■ Problem: Pull out each line of the records holding the string "JSON".

■ Input for this task:
========================
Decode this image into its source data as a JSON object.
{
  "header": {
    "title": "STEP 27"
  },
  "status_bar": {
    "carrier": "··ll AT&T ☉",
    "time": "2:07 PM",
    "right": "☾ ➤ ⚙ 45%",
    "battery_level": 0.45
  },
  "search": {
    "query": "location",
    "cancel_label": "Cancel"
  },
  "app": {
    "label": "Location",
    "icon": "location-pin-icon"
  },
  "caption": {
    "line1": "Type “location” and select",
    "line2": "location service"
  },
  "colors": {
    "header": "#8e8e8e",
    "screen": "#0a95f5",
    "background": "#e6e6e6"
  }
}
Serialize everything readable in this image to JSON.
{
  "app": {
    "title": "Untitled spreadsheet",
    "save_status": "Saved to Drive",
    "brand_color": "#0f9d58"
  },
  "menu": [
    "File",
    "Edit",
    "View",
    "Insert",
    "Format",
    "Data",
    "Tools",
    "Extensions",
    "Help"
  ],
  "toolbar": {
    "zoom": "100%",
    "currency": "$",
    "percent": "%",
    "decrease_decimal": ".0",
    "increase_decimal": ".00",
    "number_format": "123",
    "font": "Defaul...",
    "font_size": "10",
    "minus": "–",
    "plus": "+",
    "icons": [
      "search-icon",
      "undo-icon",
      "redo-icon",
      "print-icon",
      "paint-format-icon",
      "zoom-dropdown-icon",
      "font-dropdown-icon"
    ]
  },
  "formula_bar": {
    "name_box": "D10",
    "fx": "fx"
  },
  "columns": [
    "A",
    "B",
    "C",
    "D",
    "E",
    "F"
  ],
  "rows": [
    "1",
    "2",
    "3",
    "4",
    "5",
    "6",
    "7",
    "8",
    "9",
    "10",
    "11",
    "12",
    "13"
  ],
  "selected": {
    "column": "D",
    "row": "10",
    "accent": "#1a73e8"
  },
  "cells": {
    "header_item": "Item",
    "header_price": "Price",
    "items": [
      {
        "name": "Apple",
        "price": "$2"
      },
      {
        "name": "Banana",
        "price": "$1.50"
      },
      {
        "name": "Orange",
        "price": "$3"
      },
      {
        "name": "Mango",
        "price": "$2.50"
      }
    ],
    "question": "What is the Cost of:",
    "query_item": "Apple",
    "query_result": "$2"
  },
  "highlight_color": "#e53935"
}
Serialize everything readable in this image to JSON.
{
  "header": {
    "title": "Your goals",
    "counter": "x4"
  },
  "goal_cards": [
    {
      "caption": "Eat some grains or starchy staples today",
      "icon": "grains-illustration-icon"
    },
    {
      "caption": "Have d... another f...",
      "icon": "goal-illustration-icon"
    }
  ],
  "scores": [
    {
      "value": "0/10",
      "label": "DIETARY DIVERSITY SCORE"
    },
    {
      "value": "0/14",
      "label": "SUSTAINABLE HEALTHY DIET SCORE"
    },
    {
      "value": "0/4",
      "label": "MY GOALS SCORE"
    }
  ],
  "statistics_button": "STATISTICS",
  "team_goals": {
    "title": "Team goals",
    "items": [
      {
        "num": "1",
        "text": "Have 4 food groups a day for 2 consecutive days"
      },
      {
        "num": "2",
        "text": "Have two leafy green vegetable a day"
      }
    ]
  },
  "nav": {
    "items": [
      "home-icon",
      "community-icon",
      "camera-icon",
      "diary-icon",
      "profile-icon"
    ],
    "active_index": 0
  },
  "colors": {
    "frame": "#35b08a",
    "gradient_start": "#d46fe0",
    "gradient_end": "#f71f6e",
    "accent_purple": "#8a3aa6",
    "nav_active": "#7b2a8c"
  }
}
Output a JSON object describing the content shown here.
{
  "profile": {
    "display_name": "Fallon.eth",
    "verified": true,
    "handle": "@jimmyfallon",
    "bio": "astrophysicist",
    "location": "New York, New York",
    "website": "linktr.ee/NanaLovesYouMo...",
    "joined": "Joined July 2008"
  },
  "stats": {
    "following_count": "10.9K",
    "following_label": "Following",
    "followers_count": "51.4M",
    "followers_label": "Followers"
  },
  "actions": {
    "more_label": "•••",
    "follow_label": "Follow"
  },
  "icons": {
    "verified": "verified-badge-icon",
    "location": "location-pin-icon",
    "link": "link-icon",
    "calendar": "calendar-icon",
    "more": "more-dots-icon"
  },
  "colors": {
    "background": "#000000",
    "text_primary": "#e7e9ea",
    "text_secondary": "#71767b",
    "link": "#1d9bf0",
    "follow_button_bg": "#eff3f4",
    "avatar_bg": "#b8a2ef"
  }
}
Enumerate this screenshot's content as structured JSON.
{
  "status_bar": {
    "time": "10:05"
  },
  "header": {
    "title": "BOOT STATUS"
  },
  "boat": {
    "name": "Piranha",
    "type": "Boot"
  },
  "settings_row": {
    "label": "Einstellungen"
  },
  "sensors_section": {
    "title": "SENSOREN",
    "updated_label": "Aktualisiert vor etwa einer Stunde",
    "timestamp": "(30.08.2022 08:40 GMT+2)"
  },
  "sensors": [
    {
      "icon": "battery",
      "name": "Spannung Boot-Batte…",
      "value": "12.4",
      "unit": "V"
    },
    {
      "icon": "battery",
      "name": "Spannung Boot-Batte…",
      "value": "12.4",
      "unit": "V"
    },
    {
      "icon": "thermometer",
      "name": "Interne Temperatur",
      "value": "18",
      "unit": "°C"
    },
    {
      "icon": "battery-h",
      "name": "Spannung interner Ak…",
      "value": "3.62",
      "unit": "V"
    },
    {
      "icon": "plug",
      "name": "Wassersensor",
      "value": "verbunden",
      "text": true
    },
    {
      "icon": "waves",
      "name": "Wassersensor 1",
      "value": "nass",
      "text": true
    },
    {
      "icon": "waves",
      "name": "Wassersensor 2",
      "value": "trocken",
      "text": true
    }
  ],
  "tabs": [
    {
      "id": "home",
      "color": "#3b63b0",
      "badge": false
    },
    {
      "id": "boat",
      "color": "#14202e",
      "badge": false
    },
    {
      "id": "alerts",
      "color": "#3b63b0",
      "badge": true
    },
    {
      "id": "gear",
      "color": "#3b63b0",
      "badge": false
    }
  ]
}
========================
■ Written solution:
Decode this image into its source data as a JSON object.
Serialize everything readable in this image to JSON.
Serialize everything readable in this image to JSON.
Output a JSON object describing the content shown here.
Enumerate this screenshot's content as structured JSON.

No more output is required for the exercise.